Given entries:
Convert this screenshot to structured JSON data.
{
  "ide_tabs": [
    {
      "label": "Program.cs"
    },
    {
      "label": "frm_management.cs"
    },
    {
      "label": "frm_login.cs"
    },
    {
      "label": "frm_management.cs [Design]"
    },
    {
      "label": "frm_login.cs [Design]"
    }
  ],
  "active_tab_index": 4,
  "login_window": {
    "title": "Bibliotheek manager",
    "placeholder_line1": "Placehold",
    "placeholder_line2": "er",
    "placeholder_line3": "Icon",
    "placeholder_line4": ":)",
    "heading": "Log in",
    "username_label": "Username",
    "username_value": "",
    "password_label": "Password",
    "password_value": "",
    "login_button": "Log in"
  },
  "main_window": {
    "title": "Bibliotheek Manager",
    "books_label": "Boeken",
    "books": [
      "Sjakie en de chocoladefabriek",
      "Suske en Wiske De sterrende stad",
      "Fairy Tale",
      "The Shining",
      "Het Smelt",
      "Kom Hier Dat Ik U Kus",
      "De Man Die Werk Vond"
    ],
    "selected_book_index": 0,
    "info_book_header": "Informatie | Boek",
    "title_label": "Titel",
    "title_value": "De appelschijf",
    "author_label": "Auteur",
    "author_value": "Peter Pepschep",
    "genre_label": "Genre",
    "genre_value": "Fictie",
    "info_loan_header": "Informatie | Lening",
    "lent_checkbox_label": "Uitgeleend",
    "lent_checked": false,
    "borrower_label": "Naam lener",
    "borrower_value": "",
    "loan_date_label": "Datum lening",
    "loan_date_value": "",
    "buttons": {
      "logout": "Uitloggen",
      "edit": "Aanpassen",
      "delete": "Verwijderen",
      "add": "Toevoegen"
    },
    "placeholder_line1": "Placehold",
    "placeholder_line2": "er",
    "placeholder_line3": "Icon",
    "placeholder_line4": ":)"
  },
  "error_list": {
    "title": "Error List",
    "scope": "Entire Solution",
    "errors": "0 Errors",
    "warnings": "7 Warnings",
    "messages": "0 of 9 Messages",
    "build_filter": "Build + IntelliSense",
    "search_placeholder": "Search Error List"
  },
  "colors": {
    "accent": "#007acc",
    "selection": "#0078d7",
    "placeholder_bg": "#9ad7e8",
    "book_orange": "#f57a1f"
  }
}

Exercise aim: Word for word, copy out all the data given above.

Solved exercise:
Convert this screenshot to structured JSON data.
{
  "ide_tabs": [
    {
      "label": "Program.cs"
    },
    {
      "label": "frm_management.cs"
    },
    {
      "label": "frm_login.cs"
    },
    {
      "label": "frm_management.cs [Design]"
    },
    {
      "label": "frm_login.cs [Design]"
    }
  ],
  "active_tab_index": 4,
  "login_window": {
    "title": "Bibliotheek manager",
    "placeholder_line1": "Placehold",
    "placeholder_line2": "er",
    "placeholder_line3": "Icon",
    "placeholder_line4": ":)",
    "heading": "Log in",
    "username_label": "Username",
    "username_value": "",
    "password_label": "Password",
    "password_value": "",
    "login_button": "Log in"
  },
  "main_window": {
    "title": "Bibliotheek Manager",
    "books_label": "Boeken",
    "books": [
      "Sjakie en de chocoladefabriek",
      "Suske en Wiske De sterrende stad",
      "Fairy Tale",
      "The Shining",
      "Het Smelt",
      "Kom Hier Dat Ik U Kus",
      "De Man Die Werk Vond"
    ],
    "selected_book_index": 0,
    "info_book_header": "Informatie | Boek",
    "title_label": "Titel",
    "title_value": "De appelschijf",
    "author_label": "Auteur",
    "author_value": "Peter Pepschep",
    "genre_label": "Genre",
    "genre_value": "Fictie",
    "info_loan_header": "Informatie | Lening",
    "lent_checkbox_label": "Uitgeleend",
    "lent_checked": false,
    "borrower_label": "Naam lener",
    "borrower_value": "",
    "loan_date_label": "Datum lening",
    "loan_date_value": "",
    "buttons": {
      "logout": "Uitloggen",
      "edit": "Aanpassen",
      "delete": "Verwijderen",
      "add": "Toevoegen"
    },
    "placeholder_line1": "Placehold",
    "placeholder_line2": "er",
    "placeholder_line3": "Icon",
    "placeholder_line4": ":)"
  },
  "error_list": {
    "title": "Error List",
    "scope": "Entire Solution",
    "errors": "0 Errors",
    "warnings": "7 Warnings",
    "messages": "0 of 9 Messages",
    "build_filter": "Build + IntelliSense",
    "search_placeholder": "Search Error List"
  },
  "colors": {
    "accent": "#007acc",
    "selection": "#0078d7",
    "placeholder_bg": "#9ad7e8",
    "book_orange": "#f57a1f"
  }
}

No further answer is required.